The first business I recall him proposing was an expired sandwich meat auctioning venture. I owned a small pickup. It was my first vehicle and I love it to this day, though it has long since been crushed into a cubeish shape. Mean Yogurt asked if I would be opposed to putting a deep freeze in the bed of the truck and wiring it to run off the battery. I expressed misgivings and hesitancy. He continued. “We’ll drive four hours to a warehouse where expired sandwich meat is stored. We have to invest enough money to purchase as much meat as will fit in the freezer. Then we’ll drive back and separate it into boxes and sell it at auction.” I made him aware that I wasn’t fond of the idea of taxing my truck’s battery so. I also postulated that, if anyone bid on our sandwich meat at all, they’d perhaps be enraged when they discovered that it was past its expiration date. He maintained that the people who would bid on sandwich meat at auctions wouldn’t care that it was expired. I found myself at a loss to do anything other than concur.

Mean Yogurt decided once that stealing telephone poles was good honest work. His business proposal included cutting the frame of an inner spring mattress in half, welding one half to the cab of his pickup to act as a shock absorber, then following the people that replace the old poles and, along with three young boys, absconding with the monstrously heavy logs. I continued to break hacksaw blades on the mattress frame until the thought passed from his head and another more noble get rich quick method took its place.

He once held a job at a factory of some sort. He didn’t involve me in this one, happily enough, because it would’ve been illegal. He quit because the getting rich wasn’t happening very quickly at all.

Mean Yogurt once attempted to purchase a golf course at a delinquent tax auction. He assigned me the task of ascertaining the cost of building a satellite and launching it into orbit. He also desired that I find a non-operational off shore oil rig. The rig, he very necessarily explained, was to keep ships from sailing through the beam his satellite would emit into the ocean water turning it into steam. He would then – through some as yet unexplained method-pipe the steam from the ocean to his golf course in Arizona, cool it to return it to its liquid state, and harvest the “ocean minerals” to sell to whomever on Earth is in the market for “ocean minerals.” The problems with this one are many, however, Mean Yogurt was oblivious. For one, I doubt ocean minerals, which I believe are mainly salts, are valuable enough to offset the cost of building and launching a satellite. Then there are the problems that arise when one considers one must keep his egregiously long pipe heated to the point that it will keep water in its vapor state from the ocean to Arizona. Perhaps he learned geography from George Strait. I didn’t bother to tell him that, as far as I know, when the water evaporates the minerals do not go with it. By way of evidence I submit the process in which rock candy is made. I do admit I could be wrong about this one, but I know I’m spot on with the other problems I’ve mentioned.

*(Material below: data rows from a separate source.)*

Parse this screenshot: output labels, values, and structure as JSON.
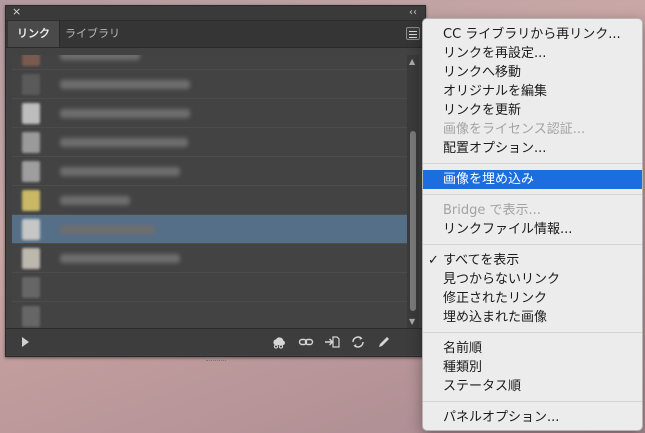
{
  "panel": {
    "tabs": [
      {
        "label": "リンク",
        "active": true
      },
      {
        "label": "ライブラリ",
        "active": false
      }
    ],
    "close_glyph": "×",
    "collapse_glyph": "‹‹",
    "selected_row_index": 6,
    "row_count": 10,
    "bottom_tools": [
      "cc-library-relink-icon",
      "relink-icon",
      "go-to-link-icon",
      "update-link-icon",
      "edit-original-icon"
    ]
  },
  "menu": {
    "groups": [
      [
        {
          "label": "CC ライブラリから再リンク...",
          "enabled": true
        },
        {
          "label": "リンクを再設定...",
          "enabled": true
        },
        {
          "label": "リンクへ移動",
          "enabled": true
        },
        {
          "label": "オリジナルを編集",
          "enabled": true
        },
        {
          "label": "リンクを更新",
          "enabled": true
        },
        {
          "label": "画像をライセンス認証...",
          "enabled": false
        },
        {
          "label": "配置オプション...",
          "enabled": true
        }
      ],
      [
        {
          "label": "画像を埋め込み",
          "enabled": true,
          "highlighted": true
        }
      ],
      [
        {
          "label": "Bridge で表示...",
          "enabled": false
        },
        {
          "label": "リンクファイル情報...",
          "enabled": true
        }
      ],
      [
        {
          "label": "すべてを表示",
          "enabled": true,
          "checked": true
        },
        {
          "label": "見つからないリンク",
          "enabled": true
        },
        {
          "label": "修正されたリンク",
          "enabled": true
        },
        {
          "label": "埋め込まれた画像",
          "enabled": true
        }
      ],
      [
        {
          "label": "名前順",
          "enabled": true
        },
        {
          "label": "種類別",
          "enabled": true
        },
        {
          "label": "ステータス順",
          "enabled": true
        }
      ],
      [
        {
          "label": "パネルオプション...",
          "enabled": true
        }
      ]
    ],
    "check_glyph": "✓",
    "colors": {
      "highlight": "#1b6de0",
      "disabled_text": "#a3a3a3"
    }
  }
}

The great thinker also planned to hollow out what he termed a mountain that resided on his golf course. He wished to ranch on his golf course. He surmised that the size of his ranch would necessitate the slaughter of a cow a day just to feed the ranch hands he hired to run the place. In the event of some sort of government oppression, he and his hired men would shelter safely out of view in the hollow mountain.

Mean Yogurt proposed that if the economy collapsed, the rich would need wine. He intended to provide it for them. The fruit of choice for his libation? Banana. Apparently ‘tis a gaseous fruit. As it fermented it overwhelmed the pressure relieving measures he’d taken. Rotten banana dripped from the ceiling for days. I found it pointless to bother telling him that if the economy collapsed money would be worthless and the rich would be rendered poor. Perhaps I should tell him to befriend some farmers for the sake of his future.

I bid you adieu and a don’t.

Adieu…know that I understand how crazy this all sounds.

A don’t…for a minute believe I made up a bit of it. Disturbingly, every word is true.